Global Executive Assessor Roundtable

The PCI SSC has been giving experi­enced assessor companies the oppor­tunity to advise its senior management since 2018 through the Global Executive Assessor Round­table (GEAR). We are excited that our company has been selected this year to be part of the inter­faces between leadership of the PCI SSC itself and leadership of the assessment companies by this respon­sible membership. This will enable us to contribute our years of experience in a direct way. The nomination is valid for the next two years and gives us the oppor­tunity to play an influ­ential role in the further devel­opment of speci­fi­ca­tions for assessment proce­dures, new training programs and quali­fi­cation require­ments for future assessors. Other GEAR respon­si­bil­ities include finding ways to promote assessors’ engagement in emerging and new markets, and optimizing assessors’ skills to add value for payments companies

We are proud to be included in this circle and see it as a recog­nition of our past perfor­mance and relevance in the payments security market. At the same time, we are aware of our respon­si­bility to act as a repre­sen­tative for a large community of assessment companies and take this as an additional incentive for the future.

Link to GEAR: https://www.pcisecuritystandards.org/about_us/global_executive_assessor_roundtable/

SRC supports people with a handicap as part of hardware delivery

SRC has been cooper­ating with alster­arbeit in Hamburg for more than two months now. People with handicaps are working on orders for the individual assembly of computer hardware. As a result, they are able to partic­ipate in working life and experience personal profes­sional realization.

The alster­arbeit gGmbH in Hamburg

In 2000, alster­arbeit gGmbH merged from the Alsterdorf workshops and the daycare facil­ities to form the employment agency alster­arbeit. In 2005 the company was trans­formed into today’s alster­arbeit gemein­nützige GmbH. Its aim: to offer people with disabil­ities employment in line with their wishes, abilities and skills. In this way, these fellow human beings can partic­ipate fully in profes­sional life.

IT manufac­turing at alsterarbeit-it

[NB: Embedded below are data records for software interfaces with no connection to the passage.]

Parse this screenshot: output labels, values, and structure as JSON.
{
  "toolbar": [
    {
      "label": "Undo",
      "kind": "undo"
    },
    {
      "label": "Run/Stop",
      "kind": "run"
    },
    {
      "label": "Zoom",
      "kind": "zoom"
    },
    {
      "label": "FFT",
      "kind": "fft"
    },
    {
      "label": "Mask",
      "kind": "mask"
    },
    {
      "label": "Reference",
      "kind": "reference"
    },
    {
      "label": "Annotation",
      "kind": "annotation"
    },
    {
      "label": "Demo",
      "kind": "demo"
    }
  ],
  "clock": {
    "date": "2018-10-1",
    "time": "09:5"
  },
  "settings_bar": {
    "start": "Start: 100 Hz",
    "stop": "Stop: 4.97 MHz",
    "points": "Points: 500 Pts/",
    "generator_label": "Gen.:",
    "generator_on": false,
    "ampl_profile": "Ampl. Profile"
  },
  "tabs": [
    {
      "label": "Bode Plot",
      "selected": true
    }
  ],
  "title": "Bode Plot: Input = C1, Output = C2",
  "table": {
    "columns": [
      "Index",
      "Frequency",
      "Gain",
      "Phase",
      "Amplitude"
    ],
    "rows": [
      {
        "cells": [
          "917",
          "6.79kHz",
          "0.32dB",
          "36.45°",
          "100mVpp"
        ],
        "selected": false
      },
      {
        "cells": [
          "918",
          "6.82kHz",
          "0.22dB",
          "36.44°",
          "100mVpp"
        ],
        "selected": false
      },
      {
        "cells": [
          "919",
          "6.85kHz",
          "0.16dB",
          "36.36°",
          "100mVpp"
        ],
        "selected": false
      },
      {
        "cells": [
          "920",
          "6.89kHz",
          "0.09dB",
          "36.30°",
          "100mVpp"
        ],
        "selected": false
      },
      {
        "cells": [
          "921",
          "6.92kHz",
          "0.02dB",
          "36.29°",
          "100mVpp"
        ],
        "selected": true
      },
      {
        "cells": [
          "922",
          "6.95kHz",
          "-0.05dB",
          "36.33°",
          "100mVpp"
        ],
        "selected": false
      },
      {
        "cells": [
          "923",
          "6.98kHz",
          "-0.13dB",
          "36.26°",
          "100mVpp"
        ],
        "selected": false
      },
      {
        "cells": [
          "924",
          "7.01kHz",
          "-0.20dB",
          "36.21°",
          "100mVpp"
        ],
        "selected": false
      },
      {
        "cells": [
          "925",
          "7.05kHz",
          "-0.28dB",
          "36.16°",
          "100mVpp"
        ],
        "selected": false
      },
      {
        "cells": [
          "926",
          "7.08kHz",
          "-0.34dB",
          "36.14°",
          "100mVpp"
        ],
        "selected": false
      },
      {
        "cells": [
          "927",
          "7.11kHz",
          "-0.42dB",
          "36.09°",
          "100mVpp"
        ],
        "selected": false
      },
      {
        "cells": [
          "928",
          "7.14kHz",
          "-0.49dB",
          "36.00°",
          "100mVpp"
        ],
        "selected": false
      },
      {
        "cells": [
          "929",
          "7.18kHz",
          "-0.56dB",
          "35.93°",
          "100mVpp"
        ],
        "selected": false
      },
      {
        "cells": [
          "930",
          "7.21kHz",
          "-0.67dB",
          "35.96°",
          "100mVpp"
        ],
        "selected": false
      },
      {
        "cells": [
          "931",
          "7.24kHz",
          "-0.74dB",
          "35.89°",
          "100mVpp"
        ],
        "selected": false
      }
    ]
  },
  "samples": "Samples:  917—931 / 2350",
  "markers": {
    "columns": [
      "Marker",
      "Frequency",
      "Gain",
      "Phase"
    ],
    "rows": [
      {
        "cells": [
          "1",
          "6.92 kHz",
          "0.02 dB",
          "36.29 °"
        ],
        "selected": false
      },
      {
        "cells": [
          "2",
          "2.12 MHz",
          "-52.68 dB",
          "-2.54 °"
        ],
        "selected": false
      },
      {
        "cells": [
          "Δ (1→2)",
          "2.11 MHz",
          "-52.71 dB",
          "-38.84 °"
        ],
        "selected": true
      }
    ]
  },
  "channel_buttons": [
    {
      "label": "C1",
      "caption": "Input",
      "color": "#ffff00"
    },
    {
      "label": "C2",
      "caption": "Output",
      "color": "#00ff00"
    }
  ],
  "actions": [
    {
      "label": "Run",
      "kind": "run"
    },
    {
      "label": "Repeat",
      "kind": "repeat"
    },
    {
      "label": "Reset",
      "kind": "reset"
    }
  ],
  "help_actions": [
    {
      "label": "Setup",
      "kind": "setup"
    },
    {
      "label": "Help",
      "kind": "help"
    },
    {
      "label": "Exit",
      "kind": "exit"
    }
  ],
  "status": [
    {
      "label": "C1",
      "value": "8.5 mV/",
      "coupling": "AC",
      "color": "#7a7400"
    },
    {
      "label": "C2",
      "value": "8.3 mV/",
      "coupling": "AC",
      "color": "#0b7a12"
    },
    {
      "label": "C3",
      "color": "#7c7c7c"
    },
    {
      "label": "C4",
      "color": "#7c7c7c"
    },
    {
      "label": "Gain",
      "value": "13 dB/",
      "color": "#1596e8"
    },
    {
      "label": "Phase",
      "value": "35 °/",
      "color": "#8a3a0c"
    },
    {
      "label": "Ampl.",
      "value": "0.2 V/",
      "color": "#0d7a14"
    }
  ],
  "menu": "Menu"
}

alsterkontec is the production site for packaging, assembly and technology of alster­arbeit in Hamburg. Besides a wide range of different services, alsterkontec also offers the area of IT manufac­turing, the alsterarbeit-it.
It is a manufac­turer of high-quality and reliable IT hardware. In addition to the production of PAOLA computers, which are certified according to DIN ISO 9001:2008, the IT teams also handle the finishing and individual config­u­ration of notebooks from well-known manufac­turers such as DELL and LENOVO.

SRC employee recom­mends alster­arbeit gGmbH

The cooper­ation with alster­arbeit gGmbH resulted from a private recom­men­dation from the SRC staff. When the SRC management was made aware of the impec­cable work of the people employed at alster­arbeit gGmbH, they decided without hesitation to order and receive notebooks via alster­arbeit-it in the future in order to support the chari­table work of the gGmbH and of course to support the people with handicaps working there.
There is no quality deviation from classic suppliers and dealers, whether in hardware or delivery processing — quite the contrary. The hardware supplied to SRC by alster­arbeit-it is charac­terized by relia­bility and high quality. This is due to the fact that the IT teams of alster­arbeit-it not only have highly motivated and excel­lently super­vised employees but also specialists for sales and project management and that they support their customers with know-how and flexi­bility in the planning and imple­men­tation of their projects. Should there be any problems with the hardware, the alster­arbeit-it tech center in Bad Oldesloe, 30 minutes by car from Hamburg, quickly provides profes­sional help through the experi­enced service team.

For more infor­mation about the work of alster­arbeit gGmbH, please visit the website of alster­arbeit gGmbH and its IT manufac­turing division.